It is so hard to let go of our children. Yet one of our responsibilities as parents is to allow our children to develop confidence, competence, and, ultimately, independence—to step away from us. It is up to us to show them the way as they get older and to help them deal with their changing world on their terms. It is kind of scary and sad for us to let go; but when the time is right, it needs to be done. When our children finally head off to college, we begin to experience this for real. And while we don’t completely let go then, we begin more and more to find that they are setting the pace, creating their own opportunities and beginning to engage the world on their own terms.
I still remember the days, weeks and months trying to prepare and get used to the idea that Nick was graduating and off to college. I wanted to stop the time. I was not ready to let him go. He was my first-born, the one who made me a “mother.” I needed him here!
Well …he will soon finish his second year away in college but, if truth be told, he was ready since before I even dropped him off that first day. It took me a little bit longer. It was not until I visited him in Williamsburg that I was humble enough to accept the idea that he no longer needed me …the day when my son became my guide and the teacher. The day he showed me the way around campus, the cafeteria, the library, the soccer fields, the dorms, the laundry room! The same one who later drove me around the historical part of Williamsburg teaching me a great deal about all the history of the town that was now his home. We spent the whole weekend together sharing little bits about his days and his new life. I was so proud to see the confidence and competence that he had developed.
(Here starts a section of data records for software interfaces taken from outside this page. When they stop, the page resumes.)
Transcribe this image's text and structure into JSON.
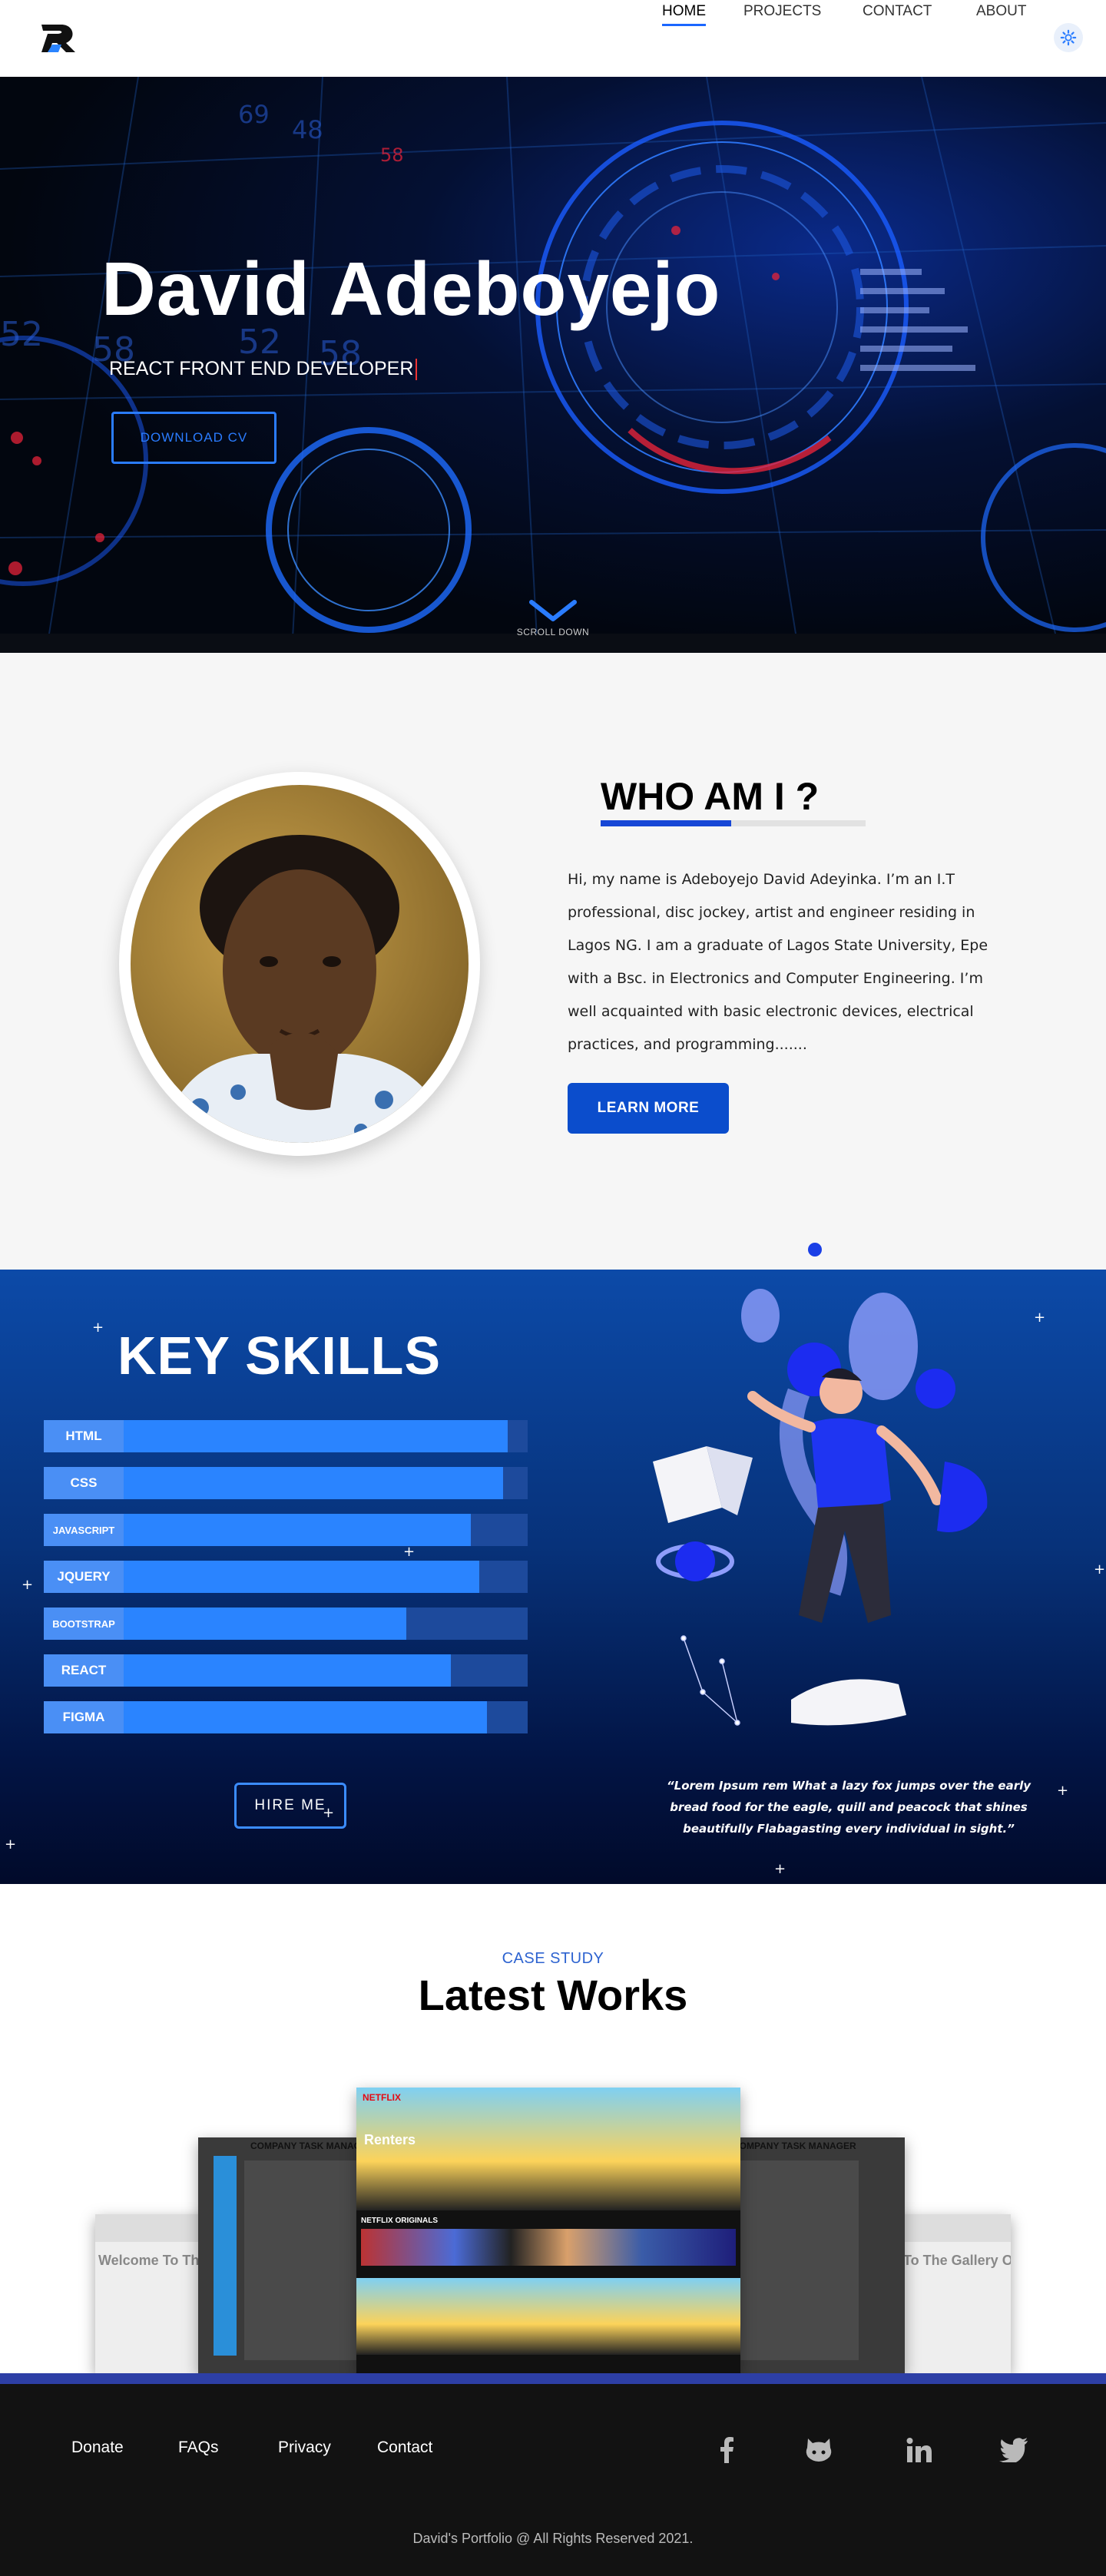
{
  "nav": {
    "logo_icon": "dr-logo-icon",
    "links": [
      "HOME",
      "PROJECTS",
      "CONTACT",
      "ABOUT"
    ],
    "active": "HOME",
    "settings_icon": "gear-icon"
  },
  "hero": {
    "name": "David  Adeboyejo",
    "role": "REACT FRONT END DEVELOPER",
    "download_label": "DOWNLOAD  CV",
    "scroll_label": "SCROLL DOWN",
    "scroll_icon": "chevron-down-icon",
    "accent_color": "#2a7cff"
  },
  "about": {
    "title": "WHO AM I ?",
    "text": "Hi, my name is Adeboyejo David Adeyinka. I’m an I.T professional, disc jockey, artist and engineer residing in Lagos NG. I am a graduate of Lagos State University, Epe with a Bsc. in Electronics and Computer Engineering. I’m well acquainted with basic electronic devices, electrical practices,  and programming.......",
    "learn_more_label": "LEARN MORE",
    "button_color": "#0b4dcc"
  },
  "skills": {
    "title": "KEY SKILLS",
    "items": [
      {
        "name": "HTML",
        "level": 0.95
      },
      {
        "name": "CSS",
        "level": 0.94
      },
      {
        "name": "JAVASCRIPT",
        "level": 0.86
      },
      {
        "name": "JQUERY",
        "level": 0.88
      },
      {
        "name": "BOOTSTRAP",
        "level": 0.7
      },
      {
        "name": "REACT",
        "level": 0.81
      },
      {
        "name": "FIGMA",
        "level": 0.9
      }
    ],
    "hire_label": "HIRE  ME",
    "quote": "“Lorem Ipsum rem What a lazy fox jumps over the early bread food for the eagle, quill and peacock that shines beautifully Flabagasting every individual in sight.”"
  },
  "works": {
    "eyebrow": "CASE STUDY",
    "title": "Latest Works",
    "shots": {
      "gallery_left": "Welcome To The Gallery Of SAMMIE'S ART",
      "gallery_right": "To The Gallery Of SAMMIE'S ART",
      "task_title": "COMPANY TASK MANAGER",
      "netflix_brand": "NETFLIX",
      "netflix_title": "Renters",
      "netflix_row": "NETFLIX ORIGINALS"
    }
  },
  "footer": {
    "links": [
      "Donate",
      "FAQs",
      "Privacy",
      "Contact"
    ],
    "socials": [
      "facebook-icon",
      "github-icon",
      "linkedin-icon",
      "twitter-icon"
    ],
    "copyright": "David's Portfolio @ All Rights Reserved 2021."
  }
}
Driving back was not easy …tears kept rolling down my cheeks, but they were not tears of sadness anymore, but of joy! My little boy was all grown up!
As parents, we must always remember that within our child is a treasure. We need to remind ourselves to have faith in that child and assist with the development of independence, remembering that we are not just raising a child we are ultimately raising an adult.
As an educator, I do tend to give some credit to the school system. After all, think of all the hours our children spend there. Granted, I’m biased and a firm believer in the Montessori program, where my own children have been taught. I remember, as if it was yesterday, when Nick first started and I watched him concentrating on different activities and repeating those activities as many times as he felt he needed and wanted to. It was during those early years where he developed what Maria Montessori called “normalization” … a love of order, a love of work, a profound spontaneous concentration, an attachment to reality, a love of silence and working alone, a generosity, and the ability to make good choices!! WOW!! Now many years later, I saw all of these integrated in my man-child.
So hold on for now with the knowledge that, soon enough, the day will come when your child will leave. Even when you don’t think they are ever going to grow up, they really do. And then we find ourselves, quietly in the recesses of our minds, wishing for the days when they were still little and needed us for everything. And we remember those moments fondly and often especially on snowy, wintery, blizzard of the century, cold days.
Carmen Arenas is a teacher and director of The Montessori School at South Riding, which she opened in September of 2004. She lives in Loudoun with Nick (when he’s home from college), Sebastian 16, and Cristian 13. All three of her boys attended a Montessori program for their primary and elementary years and she credits their leadership skills and independence to those early years!